Meanwhile, some British political figures have declined invitations to a Buckingham Palace banquet, citing differences with Trump. And American-born royal and former actress Meghan Markle, who called Trump “misogynistic” ahead of the 2016 election, is not expected to attend events with other members of the royal family.
A British official would say only that Meghan, Duchess of Sussex, is on maternity leave and is not making public appearances. The official cited diplomatic custom in requesting anonymity to discuss plans for the visit.
In the Sun interview, Trump called Meghan “nasty.”
The Trumps will visit Westminster Abbey on Monday, and will lay a wreath at the Tomb of the Unknown Warrior ahead of the ruffles-and-flourishes banquet.
Trump sees May on Tuesday; by Friday, she’ll be out as Conservative Party leader, though she’ll stay on as prime minister until a successor is chosen this summer. With her tenure ticking down, it is unlikely the talks will accomplish much. But she will be hoping for a clear endorsement from Trump of a future U.S.-Britain trade deal, which she could cite as an achievement amid the overall gloom of Brexit purgatory.
National security adviser John Bolton, who arrived in London days ahead of Trump, told Sky News on Thursday that the president “looks forward to a day the U.S. and the U.K. can negotiate a bilateral agreement that will be beneficial to both countries.” But Bolton signaled that even symbolic commitments may have to wait until there’s a new prime minister: “It’s going to be up to the Conservative Party . . . to pick a new leader and then to see what happens in the negotiation process with the European Union.”
Trump is expected to press May on at least a couple of fronts that the prime minister would prefer to avoid. He is likely to renew his push for Britain to keep Chinese telecommunications firm Huawei out of its 5G networks, something May’s government has resisted. And he has indicated he’ll raise his allegation that Britain worked with the Obama administration to “spy” on his 2016 campaign. British officials have dismissed the claim as baseless.

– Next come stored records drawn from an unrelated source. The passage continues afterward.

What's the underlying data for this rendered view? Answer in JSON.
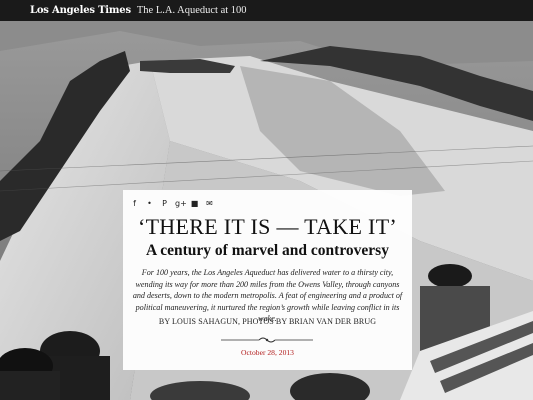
{
  "topbar": {
    "logo": "Los Angeles Times",
    "section": "The L.A. Aqueduct at 100"
  },
  "share_icons": [
    {
      "icon": "facebook-icon",
      "glyph": "f"
    },
    {
      "icon": "twitter-icon",
      "glyph": "•"
    },
    {
      "icon": "pinterest-icon",
      "glyph": "P"
    },
    {
      "icon": "googleplus-icon",
      "glyph": "g+"
    },
    {
      "icon": "comment-icon",
      "glyph": "■"
    },
    {
      "icon": "email-icon",
      "glyph": "✉"
    }
  ],
  "article": {
    "headline": "‘THERE IT IS — TAKE IT’",
    "dek": "A century of marvel and controversy",
    "summary": "For 100 years, the Los Angeles Aqueduct has delivered water to a thirsty city, wending its way for more than 200 miles from the Owens Valley, through canyons and deserts, down to the modern metropolis. A feat of engineering and a product of political maneuvering, it nurtured the region’s growth while leaving conflict in its wake.",
    "byline": "BY LOUIS SAHAGUN, PHOTOS BY BRIAN VAN DER BRUG",
    "date": "October 28, 2013"
  },
  "colors": {
    "topbar": "#1a1a1a",
    "date_red": "#b21c1c"
  }
}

“It is hard to imagine anything, including a Trump visit, making British politics worse than they are now,” said Amanda Sloat, a former State Department official who specializes in Europe at the Brookings Institution. “He sees the European Union as an economic foe, welcomes Britain’s decision to leave the E.U. and has taken a predatory approach to bilateral trade talks.”
On Wednesday, Trump is scheduled to visit Portsmouth, the British port city where thousands of Allied troops embarked for the D-Day invasion in June 1944.
From there he’ll fly to Ireland — his first visit to the country since becoming president. A planned visit there in the fall was canceled amid protests. He’ll be staying clear of the crowds this trip, as he plans to stay at his private golf club. He’ll meet briefly with Irish Taoiseach Leo Varadkar at Shannon Airport — a compromise location, after the Irish reportedly balked at being Trump’s guests at his club.
On Thursday — the official anniversary of D-Day — Trump will take part in another commemoration, this one at the Normandy American Cemetery in France, where 9,380 U.S. military personnel are buried. He’ll meet with French President Emmanuel Macron and then return to his golf course.
Trump received heavy criticism during his last trip to France, for a commemoration of the 100th anniversary of World War I, when he canceled a visit to an American cemetery due to rain.
A senior U.S. official who briefed reporters Thursday brushed off questions about whether it might be better to postpone Trump’s British visit until after British politics settles down a bit.
“There is no better time to have a visit to the United Kingdom than the 75th anniversary of D-Day,” the official said, adding later that “you can’t very well postpone D-Day” for the sake of political convenience.
Witte reported from London. Karla Adam in London contributed to this report.